Call of Duty moves further away from its WW2 roots than it ever has before… and not for the better

june gloom
4 min readMay 14, 2024

This review was originally posted to Twitter on March 3, 2020.

Initial release: October 14, 2016
Platform: PC, PlayStation 4, XBox One
Developer: Infinity Ward

And we’re back to games that make me feel like shit.

I’m convinced that if Call of Duty wants to grow as a franchise Infinity Ward shouldn’t be allowed to make any more. It’s clear that for every good idea they have, they can’t help but undercut it with jingoism. Look, let me be clear on this: in terms of gameplay, Call of Duty: Infinite Warfare is lightyears — pun intended — ahead of most of the previous games. It’s one of the most fun shooters I’ve ever had the joy of playing. It’s full of options, spices things up with space dogfights and zero-g combat, and just feels solid. But the story… well, it’s mostly a lot of jerking off over dead soldiers and “necessary sacrifices.” Two minutes into the game you’re passing a wall with the names of the dead (really the developers’ names;) “peace to the fallen” is repeated so often that it’s almost a mantra. (Interesting to note that none of the Infinity Ward staff who walked out are on this wall, either.) It’s this fixation on self-sacrifice and making daring calls that is the core of a somewhat incoherent story of interplanetary warfare between a resource-starved Earth and the violently fascist regime of a secessionist Mars.

I mean, it’s basically ripping off Killzone.
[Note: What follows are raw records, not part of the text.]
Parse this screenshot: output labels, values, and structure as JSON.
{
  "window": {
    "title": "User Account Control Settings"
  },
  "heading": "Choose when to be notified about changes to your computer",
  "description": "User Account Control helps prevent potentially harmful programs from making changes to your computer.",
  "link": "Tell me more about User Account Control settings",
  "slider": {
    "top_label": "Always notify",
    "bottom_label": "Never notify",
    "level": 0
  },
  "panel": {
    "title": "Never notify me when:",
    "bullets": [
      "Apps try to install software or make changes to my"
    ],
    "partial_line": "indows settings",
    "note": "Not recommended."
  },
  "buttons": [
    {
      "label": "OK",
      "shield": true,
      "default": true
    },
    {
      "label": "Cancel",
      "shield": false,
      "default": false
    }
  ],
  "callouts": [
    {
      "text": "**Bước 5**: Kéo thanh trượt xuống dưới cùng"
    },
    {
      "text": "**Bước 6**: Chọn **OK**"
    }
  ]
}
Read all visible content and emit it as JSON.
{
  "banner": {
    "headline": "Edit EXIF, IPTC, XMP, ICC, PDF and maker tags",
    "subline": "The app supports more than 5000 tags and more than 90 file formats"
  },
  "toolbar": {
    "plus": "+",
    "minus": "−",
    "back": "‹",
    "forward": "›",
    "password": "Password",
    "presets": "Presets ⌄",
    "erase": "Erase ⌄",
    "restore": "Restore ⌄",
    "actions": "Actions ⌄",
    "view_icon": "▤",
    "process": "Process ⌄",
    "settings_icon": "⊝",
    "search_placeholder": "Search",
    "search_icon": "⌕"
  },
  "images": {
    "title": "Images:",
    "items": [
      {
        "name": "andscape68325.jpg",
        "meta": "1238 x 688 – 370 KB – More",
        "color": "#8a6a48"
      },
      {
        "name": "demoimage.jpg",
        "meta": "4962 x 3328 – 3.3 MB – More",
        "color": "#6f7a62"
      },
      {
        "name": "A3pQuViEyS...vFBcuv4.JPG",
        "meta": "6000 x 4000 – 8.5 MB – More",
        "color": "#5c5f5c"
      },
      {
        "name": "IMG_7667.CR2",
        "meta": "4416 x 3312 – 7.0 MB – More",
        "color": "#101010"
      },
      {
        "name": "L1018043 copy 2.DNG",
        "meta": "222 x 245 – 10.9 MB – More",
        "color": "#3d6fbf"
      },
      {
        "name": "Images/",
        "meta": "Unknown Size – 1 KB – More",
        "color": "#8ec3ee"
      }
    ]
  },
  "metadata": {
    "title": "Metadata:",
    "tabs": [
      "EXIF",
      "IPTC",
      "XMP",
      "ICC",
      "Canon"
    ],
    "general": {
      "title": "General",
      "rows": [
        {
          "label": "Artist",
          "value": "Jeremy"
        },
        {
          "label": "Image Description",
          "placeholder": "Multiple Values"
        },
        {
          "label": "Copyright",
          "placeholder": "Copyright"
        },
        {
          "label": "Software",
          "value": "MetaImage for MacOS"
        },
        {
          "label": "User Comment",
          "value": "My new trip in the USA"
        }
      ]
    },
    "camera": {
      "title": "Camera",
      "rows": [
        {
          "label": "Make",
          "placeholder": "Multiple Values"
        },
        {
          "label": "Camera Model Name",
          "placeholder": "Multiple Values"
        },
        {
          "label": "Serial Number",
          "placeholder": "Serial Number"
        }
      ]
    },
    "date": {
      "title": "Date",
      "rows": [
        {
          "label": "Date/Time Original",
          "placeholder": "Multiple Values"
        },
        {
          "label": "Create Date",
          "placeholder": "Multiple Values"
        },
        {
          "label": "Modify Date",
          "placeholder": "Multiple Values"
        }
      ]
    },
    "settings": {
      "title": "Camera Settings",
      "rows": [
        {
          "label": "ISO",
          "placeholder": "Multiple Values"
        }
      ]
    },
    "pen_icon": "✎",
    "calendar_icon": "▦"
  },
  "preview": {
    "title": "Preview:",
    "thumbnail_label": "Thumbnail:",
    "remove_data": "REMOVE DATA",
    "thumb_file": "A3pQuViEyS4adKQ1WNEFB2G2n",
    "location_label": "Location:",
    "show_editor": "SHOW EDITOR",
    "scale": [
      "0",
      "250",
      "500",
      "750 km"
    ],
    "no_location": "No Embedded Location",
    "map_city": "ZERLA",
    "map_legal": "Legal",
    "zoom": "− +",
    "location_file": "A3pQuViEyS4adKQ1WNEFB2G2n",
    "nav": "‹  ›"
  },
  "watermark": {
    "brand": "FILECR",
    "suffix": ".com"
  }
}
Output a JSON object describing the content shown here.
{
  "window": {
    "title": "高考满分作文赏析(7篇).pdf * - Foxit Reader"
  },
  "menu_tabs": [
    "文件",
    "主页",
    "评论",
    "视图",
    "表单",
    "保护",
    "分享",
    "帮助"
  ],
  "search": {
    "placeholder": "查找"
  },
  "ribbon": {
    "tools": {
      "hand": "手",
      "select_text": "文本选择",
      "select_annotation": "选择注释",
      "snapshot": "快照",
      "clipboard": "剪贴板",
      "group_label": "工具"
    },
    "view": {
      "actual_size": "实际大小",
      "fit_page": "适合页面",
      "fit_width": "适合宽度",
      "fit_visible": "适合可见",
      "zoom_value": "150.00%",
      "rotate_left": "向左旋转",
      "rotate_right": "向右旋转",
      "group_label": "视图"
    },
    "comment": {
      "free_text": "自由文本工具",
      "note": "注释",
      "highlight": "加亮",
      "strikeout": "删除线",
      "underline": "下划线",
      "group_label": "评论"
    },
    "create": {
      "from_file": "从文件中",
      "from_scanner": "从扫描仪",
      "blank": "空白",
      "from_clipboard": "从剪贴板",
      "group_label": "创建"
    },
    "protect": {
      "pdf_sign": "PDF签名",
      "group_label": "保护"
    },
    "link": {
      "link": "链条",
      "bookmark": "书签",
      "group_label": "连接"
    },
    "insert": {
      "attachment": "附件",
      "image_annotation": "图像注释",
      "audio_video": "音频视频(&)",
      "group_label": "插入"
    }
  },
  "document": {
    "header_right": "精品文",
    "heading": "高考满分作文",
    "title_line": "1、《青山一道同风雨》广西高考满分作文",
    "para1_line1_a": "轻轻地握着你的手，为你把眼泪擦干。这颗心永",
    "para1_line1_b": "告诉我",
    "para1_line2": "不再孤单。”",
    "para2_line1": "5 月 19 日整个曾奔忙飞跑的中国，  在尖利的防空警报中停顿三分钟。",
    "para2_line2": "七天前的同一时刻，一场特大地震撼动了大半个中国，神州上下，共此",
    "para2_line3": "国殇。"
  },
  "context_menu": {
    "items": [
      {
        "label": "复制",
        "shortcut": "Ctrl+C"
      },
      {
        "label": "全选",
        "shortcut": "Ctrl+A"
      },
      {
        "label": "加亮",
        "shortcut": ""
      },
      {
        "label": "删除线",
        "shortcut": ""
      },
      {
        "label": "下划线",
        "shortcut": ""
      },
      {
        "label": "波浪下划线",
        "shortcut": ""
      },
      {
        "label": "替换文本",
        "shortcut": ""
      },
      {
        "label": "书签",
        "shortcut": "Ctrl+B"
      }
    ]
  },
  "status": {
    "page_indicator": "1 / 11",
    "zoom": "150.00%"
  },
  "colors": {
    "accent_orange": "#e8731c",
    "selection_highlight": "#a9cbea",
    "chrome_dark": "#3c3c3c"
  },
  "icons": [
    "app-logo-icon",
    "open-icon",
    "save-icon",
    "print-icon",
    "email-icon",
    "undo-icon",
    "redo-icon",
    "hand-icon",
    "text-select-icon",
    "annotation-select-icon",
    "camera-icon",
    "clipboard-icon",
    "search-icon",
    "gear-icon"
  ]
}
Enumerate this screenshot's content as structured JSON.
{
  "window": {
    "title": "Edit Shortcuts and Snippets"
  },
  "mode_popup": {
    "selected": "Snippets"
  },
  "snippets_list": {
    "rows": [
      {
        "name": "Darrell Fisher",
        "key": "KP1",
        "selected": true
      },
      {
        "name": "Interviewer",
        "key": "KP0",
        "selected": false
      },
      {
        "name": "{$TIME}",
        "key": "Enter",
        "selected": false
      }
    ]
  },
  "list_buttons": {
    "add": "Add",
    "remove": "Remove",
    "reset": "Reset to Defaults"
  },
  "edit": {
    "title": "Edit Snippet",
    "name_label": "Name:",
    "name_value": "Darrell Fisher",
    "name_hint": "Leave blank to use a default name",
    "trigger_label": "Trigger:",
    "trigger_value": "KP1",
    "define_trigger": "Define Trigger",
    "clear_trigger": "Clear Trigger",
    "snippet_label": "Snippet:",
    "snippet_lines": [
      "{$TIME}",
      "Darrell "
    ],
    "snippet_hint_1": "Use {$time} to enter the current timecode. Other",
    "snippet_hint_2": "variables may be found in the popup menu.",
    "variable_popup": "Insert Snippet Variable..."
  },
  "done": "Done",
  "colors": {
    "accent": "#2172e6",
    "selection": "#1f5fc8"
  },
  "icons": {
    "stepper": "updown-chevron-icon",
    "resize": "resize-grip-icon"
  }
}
But even Killzone gave its villains some basic motivation for being villains. The Settlement Defense Front of Infinite Warfare are villains for the sake of being villains. We learn very little about their culture, their rationale, or why they hate Earth. They’re just… there. They’re just more targets on a treadmill, and even though it never really gets old for me, it is frustrating how little Infinity Ward is willing to do any sort of worldbuilding. They coast entirely on vibes. They’ve built what could have been an interesting universe and did absolutely nothing with it.

So what are we left with? Well, Infinity Ward know how to make a game. Everything hits the right notes here. This is a game full of great visuals and fun scenarios (I really liked fighting robots in a ruined research station that’s on an asteroid hurtling towards the sun.) And lest you complain about the franchise’s notorious linearity, Infinity Ward have cribbed the open-ended mission progression of Mass Effect to pad the game out with side missions. They don’t add much to the plot, and it’s hardly an RPG, but they’re fun and all fairly different from each other. At the beginning of each mission you get access to a loadout menu, which lets you pick the weaponry you want to take with you, as well as addons and equipment. Complete side missions and dogfights and you unlock more goodies to pick from — and more perks for your combat suit.

This is the game that Infinity Ward wanted to make all the way back since Call of Duty 2 but Activision wouldn’t let them. And it shows in the level of care in their craft. But I wonder what this game would have been like if Infinity Ward had been allowed to make it in 2005. I feel like this company has really lost a lot of what made it such a great developer. There’s a soullessness to what they do that can’t really be discerned through the high-fidelity explodarama that their games typically have been. Perhaps the mass walkout over the Activision legal case is the cause; certainly, the absence of their most visionary designer, Mohammad Alavi (the mad genius behind “All Ghillied Up” and, infamously, “No Russian”) has been pretty obvious in the years since his 2010 departure.

Whatever the case, it’s telling that his name, as well as all those who walked out, doesn’t appear on that memorial wall. It’s as if they’ve been erased from history, or at least Call of Duty’s history, despite being the ones who made this franchise what it is. And thus lies the real insult of Infinite Warfare: it’s the game that they wanted to make, 11 years later, and yet with none of the vision of the original staff.

I really like this game, but it pisses me off how vapid it is. At least it’s not as nakedly fascist propaganda this time.




june gloom

Media critic, retired streamer, furry. I love you. [she/her]